Mindful Multitasking: Breaking Myths and Learning to Juggle Tasks Effectively
In the fast-paced world we live in, multitasking has become a necessary skill. The ability to handle multiple tasks simultaneously is often seen as an essential requirement for success in today’s professional and personal life. However, there are several myths and misconceptions surrounding multitasking that need to be debunked. This article aims to shed light on the concept of mindful multitasking and provide practical tips for effectively juggling tasks.
Myth 1: Multitasking leads to increased productivity
Contrary to popular belief, multitasking does not necessarily make us more productive. Research has shown that the human brain is wired to focus on one task at a time efficiently. When we try to simultaneously tackle multiple tasks, our attention becomes divided, leading to decreased productivity and lower quality of work. It is important to recognize that quality should always triumph over quantity.
Myth 2: Multitasking saves time
While multitasking might give the impression of being time-efficient, it often leads to time wastage. Constantly switching between tasks interrupts the flow of work and requires additional time for refocusing and regaining momentum. Studies have shown that multitasking can increase the time needed to complete a task by up to 40%, leading to feelings of stress and overwhelm. Instead of trying to do everything at once, prioritizing tasks and focusing on one task at a time can help save time in the long run.
Myth 3: Multitasking improves efficiency
Multitasking can be detrimental to efficiency as it hampers cognitive performance. When we attempt to multitask, our brain has to rapidly switch between different tasks, resulting in mental fatigue and reduced cognitive abilities. This makes it difficult to maintain a high level of concentration and attention to detail. By engaging in mindful multitasking, we can minimize these negative effects by consciously focusing on one task while still keeping an awareness of the others.
So, how can one put mindful multitasking into practice effectively?
1. Prioritize and plan: Begin by identifying the most important tasks and assigning them specific time slots. Plan your day or week in advance, dedicating uninterrupted time for each task.

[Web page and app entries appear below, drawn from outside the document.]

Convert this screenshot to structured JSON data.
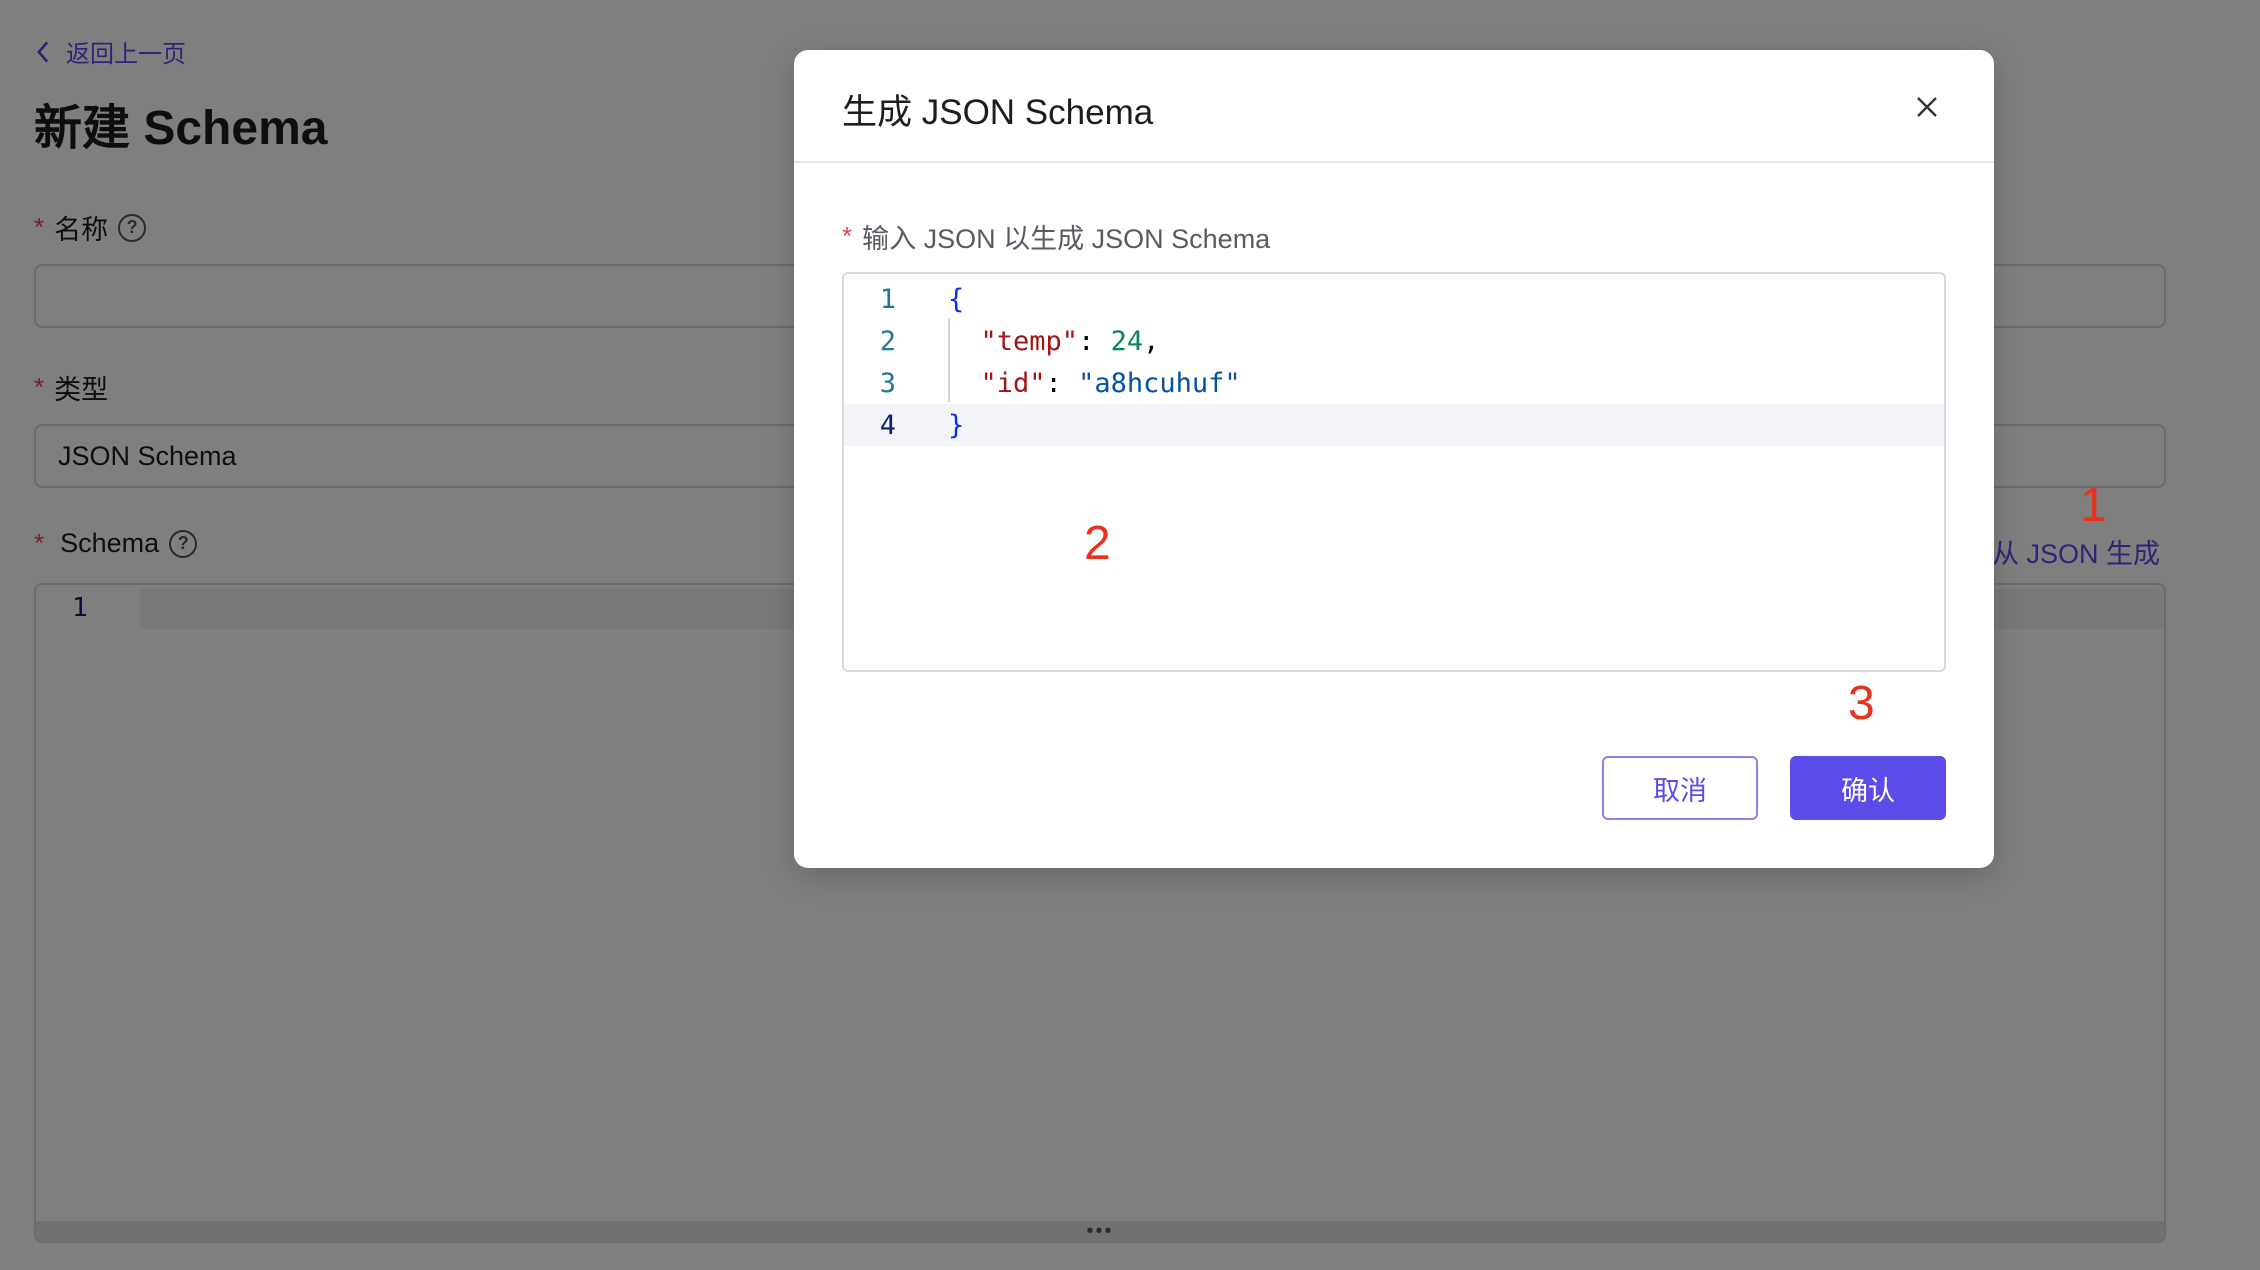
{
  "page": {
    "back_label": "返回上一页",
    "title": "新建 Schema",
    "fields": {
      "name_label": "名称",
      "type_label": "类型",
      "type_value": "JSON Schema",
      "schema_label": "Schema",
      "required_mark": "*"
    },
    "generate_link": "从 JSON 生成",
    "editor_line": "1"
  },
  "modal": {
    "title": "生成 JSON Schema",
    "input_label": "输入 JSON 以生成 JSON Schema",
    "required_mark": "*",
    "code_lines": [
      {
        "num": "1"
      },
      {
        "num": "2",
        "key": "\"temp\"",
        "value": "24"
      },
      {
        "num": "3",
        "key": "\"id\"",
        "value": "\"a8hcuhuf\""
      },
      {
        "num": "4"
      }
    ],
    "open_brace": "{",
    "close_brace": "}",
    "cancel_label": "取消",
    "confirm_label": "确认"
  },
  "annotations": [
    "1",
    "2",
    "3"
  ],
  "colors": {
    "accent": "#5b4be8",
    "annotation": "#e8321e",
    "required": "#e5484d"
  }
}
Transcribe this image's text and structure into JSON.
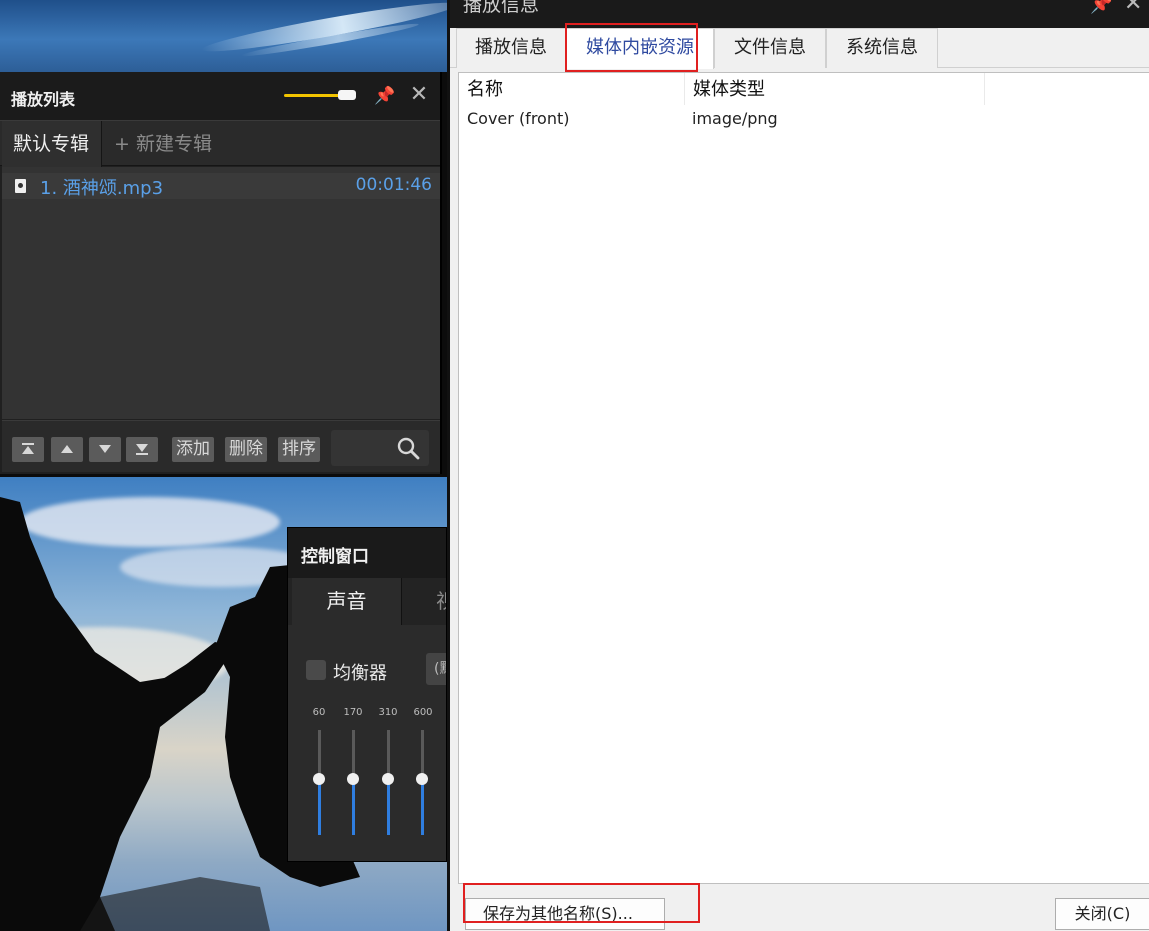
{
  "playlist": {
    "title": "播放列表",
    "volume_level": 0.82,
    "tabs": {
      "active": "默认专辑",
      "new_album": "+ 新建专辑"
    },
    "items": [
      {
        "name": "1. 酒神颂.mp3",
        "duration": "00:01:46"
      }
    ],
    "toolbar": {
      "add": "添加",
      "delete": "删除",
      "sort": "排序",
      "icons": [
        "move-top-icon",
        "move-up-icon",
        "move-down-icon",
        "move-bottom-icon",
        "search-icon"
      ]
    }
  },
  "control_window": {
    "title": "控制窗口",
    "tabs": [
      "声音",
      "视"
    ],
    "equalizer_label": "均衡器",
    "preset_value": "(默",
    "bands": [
      "60",
      "170",
      "310",
      "600"
    ]
  },
  "dialog": {
    "title": "播放信息",
    "tabs": [
      "播放信息",
      "媒体内嵌资源",
      "文件信息",
      "系统信息"
    ],
    "active_tab": "媒体内嵌资源",
    "columns": [
      "名称",
      "媒体类型"
    ],
    "rows": [
      {
        "name": "Cover (front)",
        "type": "image/png"
      }
    ],
    "buttons": {
      "save_as": "保存为其他名称(S)...",
      "close": "关闭(C)"
    }
  },
  "colors": {
    "accent_blue": "#5aa0e8",
    "volume_yellow": "#f2c400",
    "highlight_red": "#e02020",
    "active_tab_text": "#2f4aa0"
  }
}
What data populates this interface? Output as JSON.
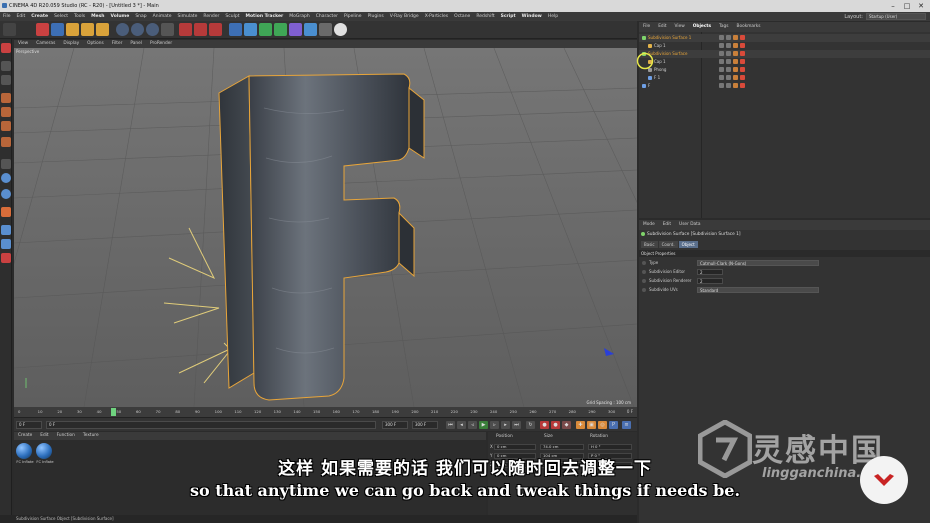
{
  "window": {
    "title": "CINEMA 4D R20.059 Studio (RC - R20) - [Untitled 3 *] - Main",
    "minimize": "–",
    "maximize": "□",
    "close": "✕"
  },
  "menubar": {
    "items": [
      "File",
      "Edit",
      "Create",
      "Select",
      "Tools",
      "Mesh",
      "Volume",
      "Snap",
      "Animate",
      "Simulate",
      "Render",
      "Sculpt",
      "Motion Tracker",
      "MoGraph",
      "Character",
      "Pipeline",
      "Plugins",
      "V-Ray Bridge",
      "X-Particles",
      "Octane",
      "Redshift",
      "Script",
      "Window",
      "Help"
    ],
    "highlighted": [
      "Create",
      "Mesh",
      "Volume",
      "Motion Tracker",
      "Script",
      "Window"
    ],
    "layout_label": "Layout:",
    "layout_value": "Startup (User)"
  },
  "viewport": {
    "menu": [
      "View",
      "Cameras",
      "Display",
      "Options",
      "Filter",
      "Panel",
      "ProRender"
    ],
    "label": "Perspective",
    "grid_spacing": "Grid Spacing : 100 cm"
  },
  "timeline": {
    "ticks": [
      "0",
      "10",
      "20",
      "30",
      "40",
      "50",
      "60",
      "70",
      "80",
      "90",
      "100",
      "110",
      "120",
      "130",
      "140",
      "150",
      "160",
      "170",
      "180",
      "190",
      "200",
      "210",
      "220",
      "230",
      "240",
      "250",
      "260",
      "270",
      "280",
      "290",
      "300"
    ],
    "current": "47 F",
    "playhead": 0.157,
    "end_label": "0 F"
  },
  "transport": {
    "start_frame": "0 F",
    "start_field": "0 F",
    "end_field": "300 F",
    "end_frame": "300 F"
  },
  "materials": {
    "menu": [
      "Create",
      "Edit",
      "Function",
      "Texture"
    ],
    "items": [
      "FC Inflate",
      "FC Inflate"
    ]
  },
  "coordinates": {
    "headers": [
      "Position",
      "Size",
      "Rotation"
    ],
    "rows": [
      {
        "axis": "X",
        "pos": "0 cm",
        "size": "74.0 cm",
        "rot": "H  0 °"
      },
      {
        "axis": "Y",
        "pos": "0 cm",
        "size": "104 cm",
        "rot": "P  0 °"
      },
      {
        "axis": "Z",
        "pos": "0 cm",
        "size": "10 cm",
        "rot": "B  0 °"
      }
    ]
  },
  "status": "Subdivision Surface Object [Subdivision Surface]",
  "object_manager": {
    "menu": [
      "File",
      "Edit",
      "View",
      "Objects",
      "Tags",
      "Bookmarks"
    ],
    "active_menu": "Objects",
    "objects": [
      {
        "name": "Subdivision Surface 1",
        "indent": 0,
        "color": "#7fd36b",
        "selected": true
      },
      {
        "name": "Cap 1",
        "indent": 1,
        "color": "#e2b34a",
        "selected": false
      },
      {
        "name": "Subdivision Surface",
        "indent": 0,
        "color": "#7fd36b",
        "selected": true
      },
      {
        "name": "Cap 1",
        "indent": 1,
        "color": "#e2b34a",
        "selected": false
      },
      {
        "name": "Phong",
        "indent": 1,
        "color": "#9a9a9a",
        "selected": false
      },
      {
        "name": "F 1",
        "indent": 1,
        "color": "#6fa0e6",
        "selected": false
      },
      {
        "name": "F",
        "indent": 0,
        "color": "#6fa0e6",
        "selected": false
      }
    ]
  },
  "attribute_manager": {
    "menu": [
      "Mode",
      "Edit",
      "User Data"
    ],
    "title": "Subdivision Surface [Subdivision Surface 1]",
    "tabs": [
      "Basic",
      "Coord.",
      "Object"
    ],
    "active_tab": "Object",
    "section": "Object Properties",
    "fields": [
      {
        "label": "Type",
        "value": "Catmull-Clark (N-Gons)",
        "kind": "drop"
      },
      {
        "label": "Subdivision Editor",
        "value": "2",
        "kind": "num"
      },
      {
        "label": "Subdivision Renderer",
        "value": "2",
        "kind": "num"
      },
      {
        "label": "Subdivide UVs",
        "value": "Standard",
        "kind": "drop"
      }
    ]
  },
  "subtitles": {
    "chinese": "这样 如果需要的话 我们可以随时回去调整一下",
    "english": "so that anytime we can go back and tweak things if needs be."
  },
  "watermark": {
    "brand": "灵感中国",
    "url": "lingganchina.com"
  },
  "colors": {
    "accent_blue": "#5a6f8c",
    "selection_orange": "#e8a53a",
    "object_green": "#7fd36b"
  }
}
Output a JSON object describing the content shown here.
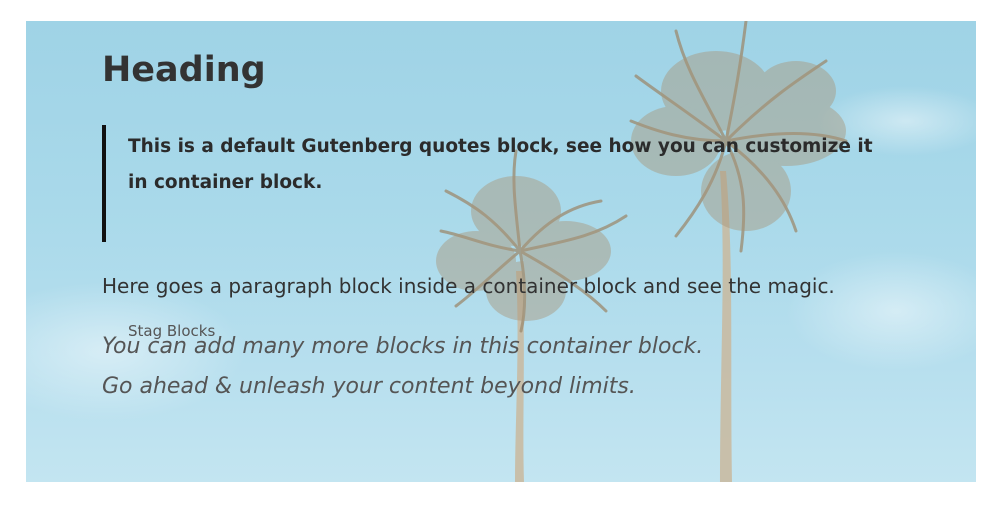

2. Create a conducive environment: Eliminate distractions that can hinder your ability to focus. Put your phone on silent, close unnecessary tabs on your web browser, and inform colleagues of your need for uninterrupted time.
3. Practice single-tasking: Train yourself to focus on one task at a time. Fully immerse yourself in it, giving it your undivided attention. This not only improves productivity but also enhances the quality of your work.
4. Avoid switching tasks too frequently: Rather than abruptly switching between tasks, allocate chunks of time for specific activities. For example, devote an hour solely for replying to emails, and then move on to the next task. This allows for better concentration and reduces mental strain.
5. Take breaks: While it may seem counterintuitive, taking regular breaks can actually enhance productivity and concentration. Short breaks between tasks can help recharge your brain, allowing it to process information more effectively.
6. Practice mindfulness: Develop a habit of being fully present in each task you undertake. Be aware of your thoughts, emotions, and the sensations associated with the task. This mindfulness enables you to give your full attention to the task while maintaining an awareness of other pending responsibilities.
In conclusion, multitasking is often misunderstood and can be counterproductive if not practiced mindfully. By debunking the myths surrounding multitasking and adopting mindful multitasking techniques, individuals can effectively juggle tasks and achieve greater productivity. It is essential to prioritize tasks, focus on one task at a time, and create an environment conducive to concentration. Remember, quality and efficiency are key, and mindfulness is the secret ingredient to mastering the art of multitasking.